Eddie’s Floor Show reminds us, once again, how expansive Condon’s musical vision was.  Wild Bill Davison, Pee Wee Russell, Brad Gowans, Dick Cary, Jack Lesberg, and George Wettling are strongly present — but so is Johnny Mercer.  And Sidney Bechet, Henry “Red” Allen, Mary Lou Williams, Teddy Hale, Thelma Carpenter,  Pearl Primus, and Lord Buckley having a fine time satirizing both himself and the proceedings (with a quite accurate Louis Armstrong impersonation).  This is not simply a formulaic group of musicians gathered to read through MUSKRAT RAMBLE once again.  I would have Mr. Condon celebrated as a man who embodied jazz — not simply a pale shadow of its former glories.  Some faithful JAZZ LIVES readers may have noted my attempt to revise history so that everyone appreciates Eddie Condon: I won’t give up until everyone does. 

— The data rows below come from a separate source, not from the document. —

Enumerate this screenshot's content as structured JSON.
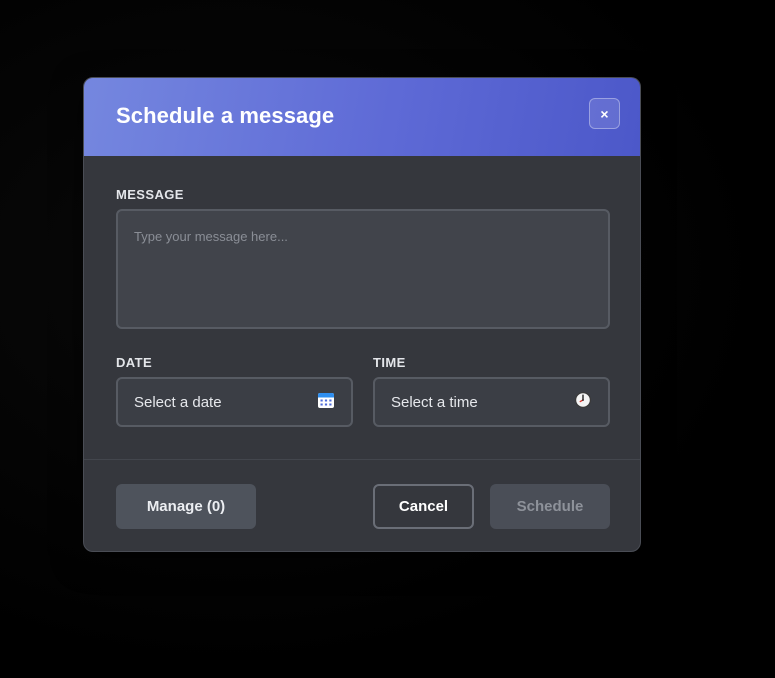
{
  "dialog": {
    "title": "Schedule a message",
    "close_label": "×"
  },
  "message": {
    "label": "MESSAGE",
    "placeholder": "Type your message here...",
    "value": ""
  },
  "date": {
    "label": "DATE",
    "placeholder": "Select a date",
    "icon": "calendar-icon"
  },
  "time": {
    "label": "TIME",
    "placeholder": "Select a time",
    "icon": "clock-icon"
  },
  "footer": {
    "manage_label": "Manage (0)",
    "cancel_label": "Cancel",
    "schedule_label": "Schedule"
  },
  "colors": {
    "header_start": "#7587df",
    "header_end": "#4c58c9",
    "dialog_bg": "#35373d"
  }
}
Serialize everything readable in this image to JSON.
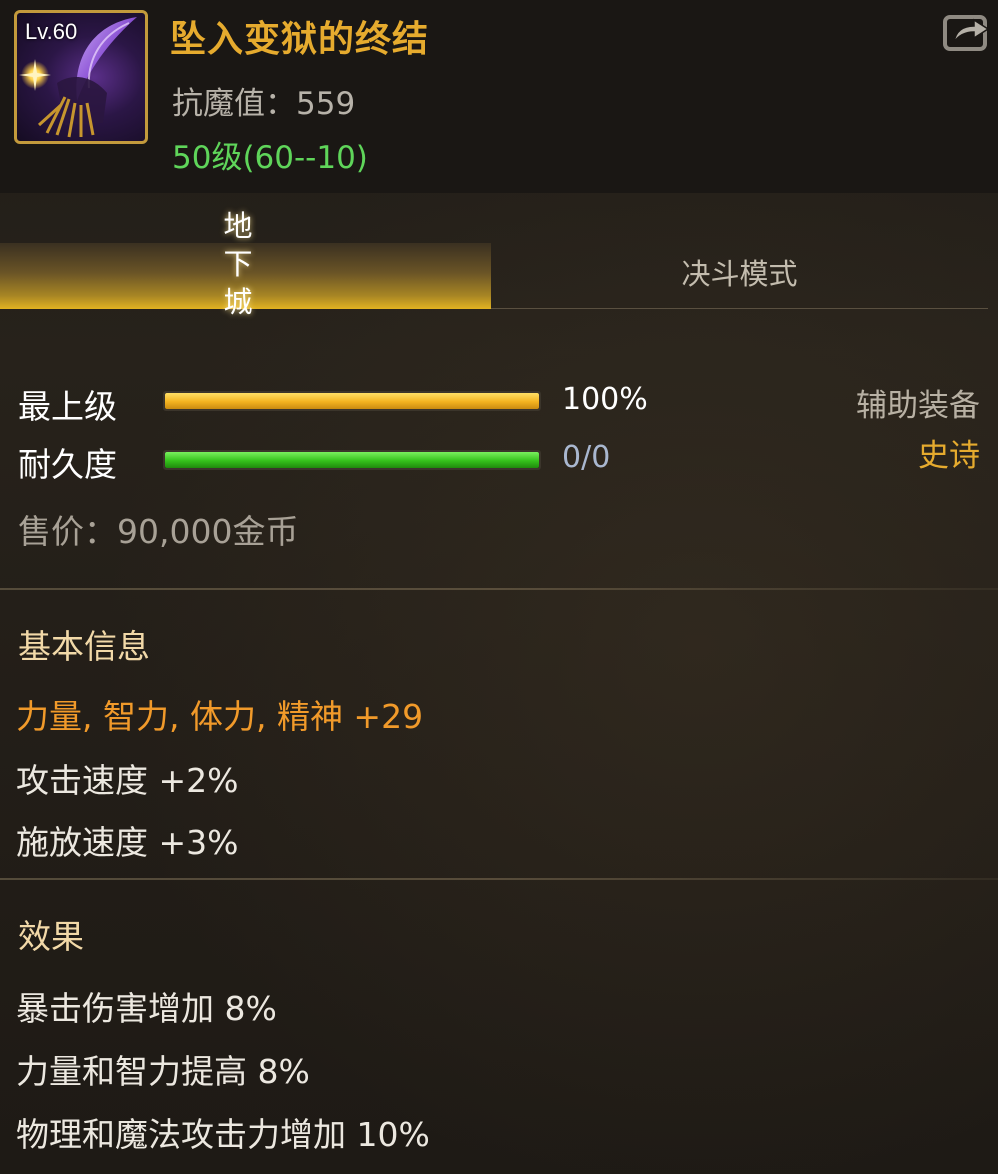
{
  "item": {
    "level_badge": "Lv.60",
    "name": "坠入变狱的终结",
    "stat_line": "抗魔值：559",
    "level_range": "50级(60--10)",
    "type": "辅助装备",
    "grade": "史诗",
    "price": "售价：90,000金币"
  },
  "tabs": [
    {
      "label": "地下城",
      "active": true,
      "chars": [
        "地",
        "下",
        "城"
      ]
    },
    {
      "label": "决斗模式",
      "active": false
    }
  ],
  "bars": {
    "top_grade": {
      "label": "最上级",
      "value_text": "100%",
      "fill_fraction": 1.0
    },
    "durability": {
      "label": "耐久度",
      "value_text": "0/0",
      "fill_fraction": 1.0
    }
  },
  "basic_info": {
    "title": "基本信息",
    "lines": [
      "力量, 智力, 体力, 精神 +29",
      "攻击速度 +2%",
      "施放速度 +3%"
    ]
  },
  "effects": {
    "title": "效果",
    "lines": [
      "暴击伤害增加 8%",
      "力量和智力提高 8%",
      "物理和魔法攻击力增加 10%"
    ]
  },
  "icons": {
    "share": "share-icon",
    "item": "scythe-item-icon"
  },
  "colors": {
    "name": "#e6ab2e",
    "level_range": "#5fd55a",
    "stat_highlight": "#f19a2a",
    "grade": "#e6ab2e"
  }
}
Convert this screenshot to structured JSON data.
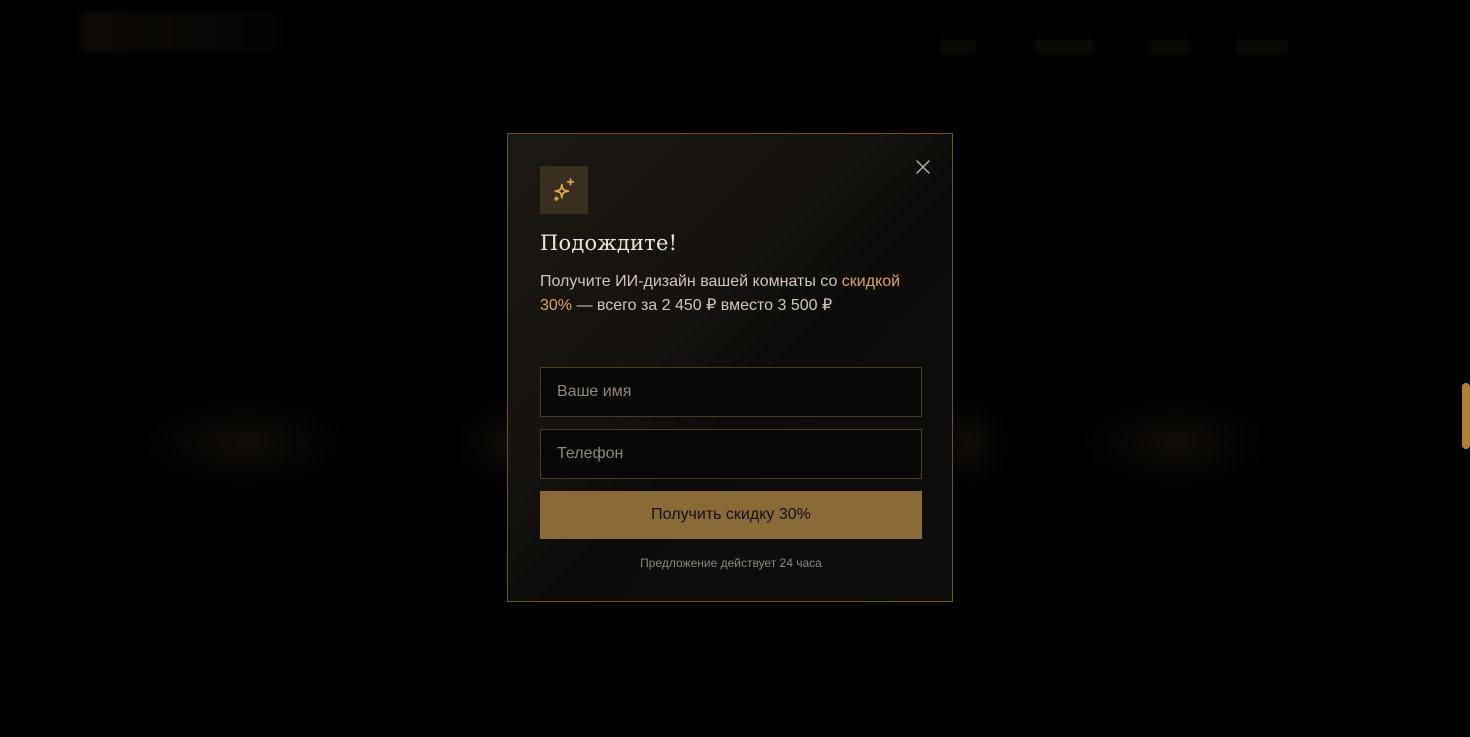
{
  "popup": {
    "title": "Подождите!",
    "description_prefix": "Получите ИИ-дизайн вашей комнаты со ",
    "description_accent": "скидкой 30%",
    "description_suffix": " — всего за 2 450 ₽ вместо 3 500 ₽",
    "name_placeholder": "Ваше имя",
    "phone_placeholder": "Телефон",
    "submit_label": "Получить скидку 30%",
    "note": "Предложение действует 24 часа",
    "icon": "sparkles-icon",
    "close_icon": "close-icon"
  },
  "colors": {
    "accent": "#dba556",
    "button": "#8a6a35",
    "border": "#6a5223",
    "scrollbar": "#b3802f"
  }
}
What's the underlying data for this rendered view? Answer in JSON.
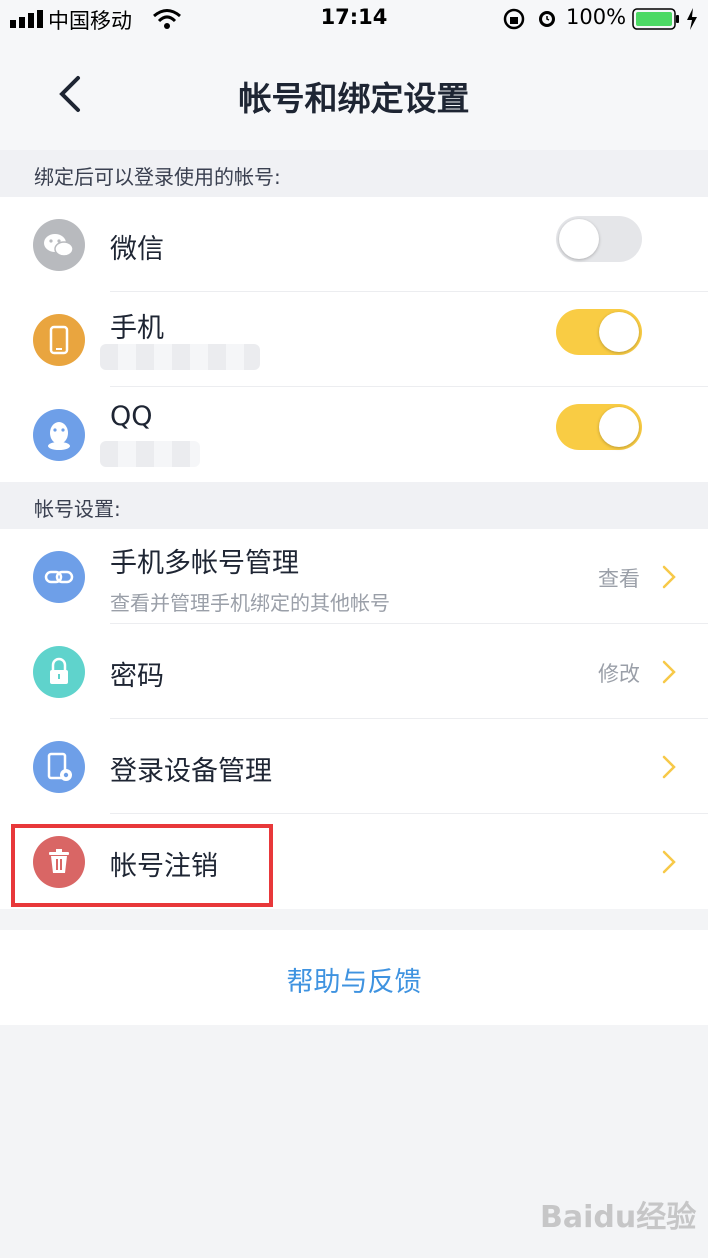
{
  "status_bar": {
    "carrier": "中国移动",
    "time": "17:14",
    "battery": "100%"
  },
  "header": {
    "title": "帐号和绑定设置"
  },
  "bound_accounts": {
    "section_label": "绑定后可以登录使用的帐号:",
    "items": [
      {
        "label": "微信",
        "icon": "wechat-icon",
        "toggle": "off",
        "icon_color": "#B8BABE"
      },
      {
        "label": "手机",
        "icon": "phone-icon",
        "toggle": "on",
        "icon_color": "#E9A53F"
      },
      {
        "label": "QQ",
        "icon": "qq-icon",
        "toggle": "on",
        "icon_color": "#6E9FE8"
      }
    ]
  },
  "account_settings": {
    "section_label": "帐号设置:",
    "items": [
      {
        "label": "手机多帐号管理",
        "subtitle": "查看并管理手机绑定的其他帐号",
        "action": "查看",
        "icon": "link-icon",
        "icon_color": "#6E9FE8"
      },
      {
        "label": "密码",
        "action": "修改",
        "icon": "lock-icon",
        "icon_color": "#5FD3CC"
      },
      {
        "label": "登录设备管理",
        "icon": "device-settings-icon",
        "icon_color": "#6E9FE8"
      },
      {
        "label": "帐号注销",
        "icon": "trash-icon",
        "icon_color": "#D96665"
      }
    ]
  },
  "help_link": "帮助与反馈",
  "watermark": "Baidu经验",
  "colors": {
    "accent_toggle": "#F9CC44",
    "chevron": "#F7C948",
    "link": "#3F93E0",
    "highlight": "#E8383A"
  }
}
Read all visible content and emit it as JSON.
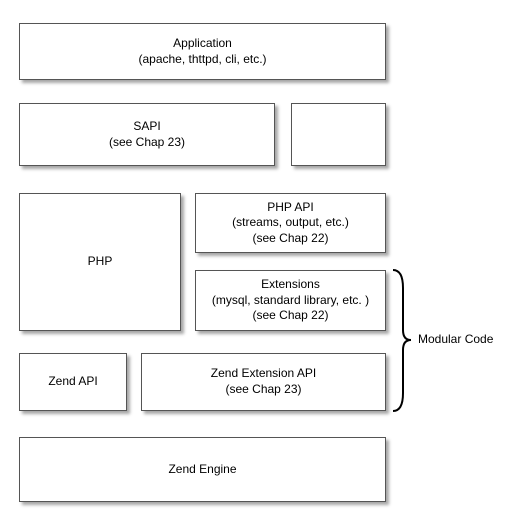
{
  "boxes": {
    "application": {
      "title": "Application",
      "subtitle": "(apache, thttpd, cli, etc.)"
    },
    "sapi": {
      "title": "SAPI",
      "subtitle": "(see Chap 23)"
    },
    "sapi_blank": {
      "title": "",
      "subtitle": ""
    },
    "php": {
      "title": "PHP"
    },
    "php_api": {
      "title": "PHP API",
      "subtitle1": "(streams, output, etc.)",
      "subtitle2": "(see Chap 22)"
    },
    "extensions": {
      "title": "Extensions",
      "subtitle1": "(mysql, standard library, etc. )",
      "subtitle2": "(see Chap 22)"
    },
    "zend_api": {
      "title": "Zend API"
    },
    "zend_ext_api": {
      "title": "Zend Extension API",
      "subtitle": "(see Chap 23)"
    },
    "zend_engine": {
      "title": "Zend Engine"
    }
  },
  "annotation": {
    "modular_code": "Modular Code"
  }
}
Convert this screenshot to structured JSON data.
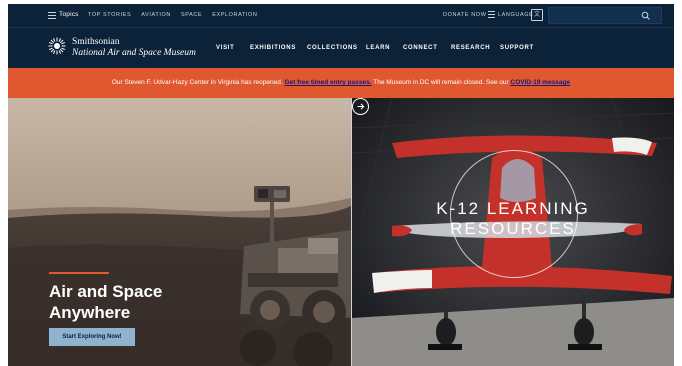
{
  "topbar": {
    "topics_label": "Topics",
    "links": [
      "TOP STORIES",
      "AVIATION",
      "SPACE",
      "EXPLORATION"
    ],
    "donate_label": "DONATE NOW",
    "language_label": "LANGUAGE",
    "menu_icon": "hamburger-icon",
    "search_icon": "search-icon",
    "translate_icon": "translate-icon"
  },
  "header": {
    "logo_line1": "Smithsonian",
    "logo_line2": "National Air and Space Museum",
    "nav": [
      "VISIT",
      "EXHIBITIONS",
      "COLLECTIONS",
      "LEARN",
      "CONNECT",
      "RESEARCH",
      "SUPPORT"
    ]
  },
  "alert": {
    "text_before": "Our Steven F. Udvar-Hazy Center in Virginia has reopened.",
    "link1": "Get free timed entry passes.",
    "text_middle": "The Museum in DC will remain closed. See our",
    "link2": "COVID-19 message"
  },
  "hero_left": {
    "title_line1": "Air and Space",
    "title_line2": "Anywhere",
    "cta_label": "Start Exploring Now!"
  },
  "hero_right": {
    "title_line1": "K-12 LEARNING",
    "title_line2": "RESOURCES",
    "arrow_icon": "arrow-right-circle-icon"
  },
  "colors": {
    "navy": "#0b2238",
    "accent": "#e0582f",
    "cta": "#8fb3cf",
    "link": "#1c1780"
  }
}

But music speaks louder than . . . .

So here, thanks to Franz, is the music from November 16, 1948.  More important than Milton Berle, boxing, or wrestling.  In his generous desire to give us a true multi-media experience, Franz has also offered still photos and video clips of the relevant artists: the matchup isn’t always perfect, but his efforts are a gift to us all. 

I AIN’T GONNA GIVE NOBODY NONE OF MY JELLY ROLL into HAPPY BIRTHDAY — vocal by Johnny Mercer, who was quite a singer:

CARAVAN — a feature for Mary Lou Williams:

JUST ONE OF THOSE THINGS — featuring Sidney Bechet and the rhythm section:

CONGO DRUMS — perhaps hard to visualize Pearl Primus capering around the small screen, but she loved to dance to jazz accompaniment (there’s a picture of her at Gjon Mili’s 1943 jam session, where she is dancing, barefoot, to a little band playing HONEYSUCKLE ROSE . . . the little band is made up of Teddy Wilson, Bobby Hackett, Lou McGarity, Edmond Hall, Johnny Williams, and Sidney Catlett — a pretty fine pickup group!):

For me, what follows is the prize of the session — a new song for Henry “Red” Allen to sing, the rather tough-minded love ballad (after a fashion), I TOLD YA I LOVE YOU, NOW GET OUT (a song composed by the Soft Winds — John Frigo, Lou Carter, and Herb Ellis):

I don’t know whether having dancers on the show was Eddie’s idea or not, but someone understood that television was a visual medium — and while a band could play for an hour on radio, viewers needed other kinds of stimulation to keep their attention: hence a BLUES played as background for the brilliant tap-dancing of Teddy Hale:

A tribute to Louis by Wild Bill Davison, I’M CONFESSIN’:

And a neat combination of Johnny Mercer (whose lyrics we hear) and Thelma Carpenter on COME RAIN OR COME SHINE:

What a bonanza — thanks to Eddie, his friends, and to Franz Hoffmann.

*I believe the yearning for the kinescopes of this television show will forever be unsatisfied: the details are not appropriate here, but the primary kinescopes no longer exist.  One may, of course, imagine a jazz fan with a sound film camera aiming it at the television screen — but the combination of happy events that would have made this possible in 1948 is frankly unlikely.  Better to treasure what we have!